═══ Records shown

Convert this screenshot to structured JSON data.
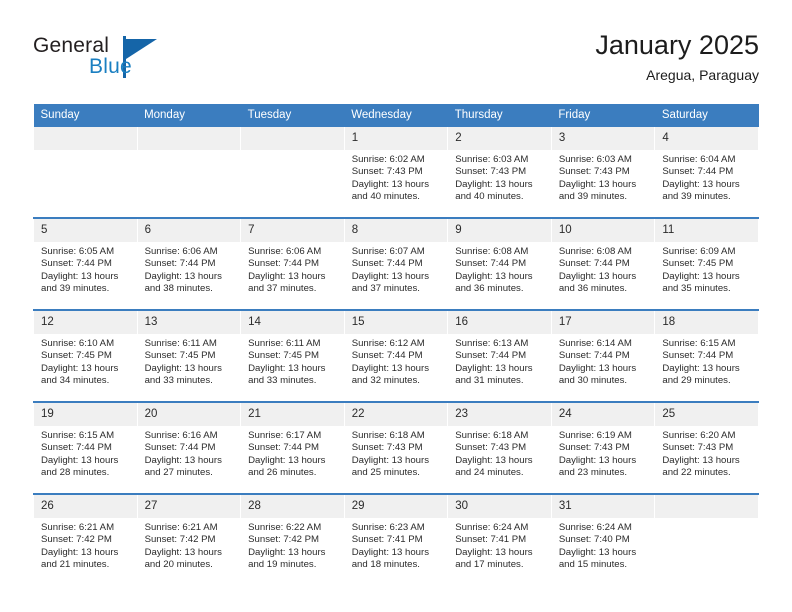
{
  "brand": {
    "name_part1": "General",
    "name_part2": "Blue",
    "logo_icon": "triangle-logo-icon",
    "accent_color": "#1565a8",
    "blue_text_color": "#1a7fc1"
  },
  "header": {
    "title": "January 2025",
    "subtitle": "Aregua, Paraguay"
  },
  "theme": {
    "header_row_bg": "#3b7dbf",
    "header_row_text": "#ffffff",
    "daynum_bg": "#f0f0f0",
    "cell_bg": "#ffffff",
    "week_separator": "#3b7dbf"
  },
  "weekdays": [
    "Sunday",
    "Monday",
    "Tuesday",
    "Wednesday",
    "Thursday",
    "Friday",
    "Saturday"
  ],
  "labels": {
    "sunrise_prefix": "Sunrise:",
    "sunset_prefix": "Sunset:",
    "daylight_prefix": "Daylight:"
  },
  "weeks": [
    [
      {
        "day": "",
        "empty": true,
        "sunrise": "",
        "sunset": "",
        "daylight_line1": "",
        "daylight_line2": ""
      },
      {
        "day": "",
        "empty": true,
        "sunrise": "",
        "sunset": "",
        "daylight_line1": "",
        "daylight_line2": ""
      },
      {
        "day": "",
        "empty": true,
        "sunrise": "",
        "sunset": "",
        "daylight_line1": "",
        "daylight_line2": ""
      },
      {
        "day": "1",
        "empty": false,
        "sunrise": "Sunrise: 6:02 AM",
        "sunset": "Sunset: 7:43 PM",
        "daylight_line1": "Daylight: 13 hours",
        "daylight_line2": "and 40 minutes."
      },
      {
        "day": "2",
        "empty": false,
        "sunrise": "Sunrise: 6:03 AM",
        "sunset": "Sunset: 7:43 PM",
        "daylight_line1": "Daylight: 13 hours",
        "daylight_line2": "and 40 minutes."
      },
      {
        "day": "3",
        "empty": false,
        "sunrise": "Sunrise: 6:03 AM",
        "sunset": "Sunset: 7:43 PM",
        "daylight_line1": "Daylight: 13 hours",
        "daylight_line2": "and 39 minutes."
      },
      {
        "day": "4",
        "empty": false,
        "sunrise": "Sunrise: 6:04 AM",
        "sunset": "Sunset: 7:44 PM",
        "daylight_line1": "Daylight: 13 hours",
        "daylight_line2": "and 39 minutes."
      }
    ],
    [
      {
        "day": "5",
        "empty": false,
        "sunrise": "Sunrise: 6:05 AM",
        "sunset": "Sunset: 7:44 PM",
        "daylight_line1": "Daylight: 13 hours",
        "daylight_line2": "and 39 minutes."
      },
      {
        "day": "6",
        "empty": false,
        "sunrise": "Sunrise: 6:06 AM",
        "sunset": "Sunset: 7:44 PM",
        "daylight_line1": "Daylight: 13 hours",
        "daylight_line2": "and 38 minutes."
      },
      {
        "day": "7",
        "empty": false,
        "sunrise": "Sunrise: 6:06 AM",
        "sunset": "Sunset: 7:44 PM",
        "daylight_line1": "Daylight: 13 hours",
        "daylight_line2": "and 37 minutes."
      },
      {
        "day": "8",
        "empty": false,
        "sunrise": "Sunrise: 6:07 AM",
        "sunset": "Sunset: 7:44 PM",
        "daylight_line1": "Daylight: 13 hours",
        "daylight_line2": "and 37 minutes."
      },
      {
        "day": "9",
        "empty": false,
        "sunrise": "Sunrise: 6:08 AM",
        "sunset": "Sunset: 7:44 PM",
        "daylight_line1": "Daylight: 13 hours",
        "daylight_line2": "and 36 minutes."
      },
      {
        "day": "10",
        "empty": false,
        "sunrise": "Sunrise: 6:08 AM",
        "sunset": "Sunset: 7:44 PM",
        "daylight_line1": "Daylight: 13 hours",
        "daylight_line2": "and 36 minutes."
      },
      {
        "day": "11",
        "empty": false,
        "sunrise": "Sunrise: 6:09 AM",
        "sunset": "Sunset: 7:45 PM",
        "daylight_line1": "Daylight: 13 hours",
        "daylight_line2": "and 35 minutes."
      }
    ],
    [
      {
        "day": "12",
        "empty": false,
        "sunrise": "Sunrise: 6:10 AM",
        "sunset": "Sunset: 7:45 PM",
        "daylight_line1": "Daylight: 13 hours",
        "daylight_line2": "and 34 minutes."
      },
      {
        "day": "13",
        "empty": false,
        "sunrise": "Sunrise: 6:11 AM",
        "sunset": "Sunset: 7:45 PM",
        "daylight_line1": "Daylight: 13 hours",
        "daylight_line2": "and 33 minutes."
      },
      {
        "day": "14",
        "empty": false,
        "sunrise": "Sunrise: 6:11 AM",
        "sunset": "Sunset: 7:45 PM",
        "daylight_line1": "Daylight: 13 hours",
        "daylight_line2": "and 33 minutes."
      },
      {
        "day": "15",
        "empty": false,
        "sunrise": "Sunrise: 6:12 AM",
        "sunset": "Sunset: 7:44 PM",
        "daylight_line1": "Daylight: 13 hours",
        "daylight_line2": "and 32 minutes."
      },
      {
        "day": "16",
        "empty": false,
        "sunrise": "Sunrise: 6:13 AM",
        "sunset": "Sunset: 7:44 PM",
        "daylight_line1": "Daylight: 13 hours",
        "daylight_line2": "and 31 minutes."
      },
      {
        "day": "17",
        "empty": false,
        "sunrise": "Sunrise: 6:14 AM",
        "sunset": "Sunset: 7:44 PM",
        "daylight_line1": "Daylight: 13 hours",
        "daylight_line2": "and 30 minutes."
      },
      {
        "day": "18",
        "empty": false,
        "sunrise": "Sunrise: 6:15 AM",
        "sunset": "Sunset: 7:44 PM",
        "daylight_line1": "Daylight: 13 hours",
        "daylight_line2": "and 29 minutes."
      }
    ],
    [
      {
        "day": "19",
        "empty": false,
        "sunrise": "Sunrise: 6:15 AM",
        "sunset": "Sunset: 7:44 PM",
        "daylight_line1": "Daylight: 13 hours",
        "daylight_line2": "and 28 minutes."
      },
      {
        "day": "20",
        "empty": false,
        "sunrise": "Sunrise: 6:16 AM",
        "sunset": "Sunset: 7:44 PM",
        "daylight_line1": "Daylight: 13 hours",
        "daylight_line2": "and 27 minutes."
      },
      {
        "day": "21",
        "empty": false,
        "sunrise": "Sunrise: 6:17 AM",
        "sunset": "Sunset: 7:44 PM",
        "daylight_line1": "Daylight: 13 hours",
        "daylight_line2": "and 26 minutes."
      },
      {
        "day": "22",
        "empty": false,
        "sunrise": "Sunrise: 6:18 AM",
        "sunset": "Sunset: 7:43 PM",
        "daylight_line1": "Daylight: 13 hours",
        "daylight_line2": "and 25 minutes."
      },
      {
        "day": "23",
        "empty": false,
        "sunrise": "Sunrise: 6:18 AM",
        "sunset": "Sunset: 7:43 PM",
        "daylight_line1": "Daylight: 13 hours",
        "daylight_line2": "and 24 minutes."
      },
      {
        "day": "24",
        "empty": false,
        "sunrise": "Sunrise: 6:19 AM",
        "sunset": "Sunset: 7:43 PM",
        "daylight_line1": "Daylight: 13 hours",
        "daylight_line2": "and 23 minutes."
      },
      {
        "day": "25",
        "empty": false,
        "sunrise": "Sunrise: 6:20 AM",
        "sunset": "Sunset: 7:43 PM",
        "daylight_line1": "Daylight: 13 hours",
        "daylight_line2": "and 22 minutes."
      }
    ],
    [
      {
        "day": "26",
        "empty": false,
        "sunrise": "Sunrise: 6:21 AM",
        "sunset": "Sunset: 7:42 PM",
        "daylight_line1": "Daylight: 13 hours",
        "daylight_line2": "and 21 minutes."
      },
      {
        "day": "27",
        "empty": false,
        "sunrise": "Sunrise: 6:21 AM",
        "sunset": "Sunset: 7:42 PM",
        "daylight_line1": "Daylight: 13 hours",
        "daylight_line2": "and 20 minutes."
      },
      {
        "day": "28",
        "empty": false,
        "sunrise": "Sunrise: 6:22 AM",
        "sunset": "Sunset: 7:42 PM",
        "daylight_line1": "Daylight: 13 hours",
        "daylight_line2": "and 19 minutes."
      },
      {
        "day": "29",
        "empty": false,
        "sunrise": "Sunrise: 6:23 AM",
        "sunset": "Sunset: 7:41 PM",
        "daylight_line1": "Daylight: 13 hours",
        "daylight_line2": "and 18 minutes."
      },
      {
        "day": "30",
        "empty": false,
        "sunrise": "Sunrise: 6:24 AM",
        "sunset": "Sunset: 7:41 PM",
        "daylight_line1": "Daylight: 13 hours",
        "daylight_line2": "and 17 minutes."
      },
      {
        "day": "31",
        "empty": false,
        "sunrise": "Sunrise: 6:24 AM",
        "sunset": "Sunset: 7:40 PM",
        "daylight_line1": "Daylight: 13 hours",
        "daylight_line2": "and 15 minutes."
      },
      {
        "day": "",
        "empty": true,
        "sunrise": "",
        "sunset": "",
        "daylight_line1": "",
        "daylight_line2": ""
      }
    ]
  ]
}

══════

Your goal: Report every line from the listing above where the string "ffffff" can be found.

Written solution:
    "header_row_text": "#ffffff",
    "cell_bg": "#ffffff",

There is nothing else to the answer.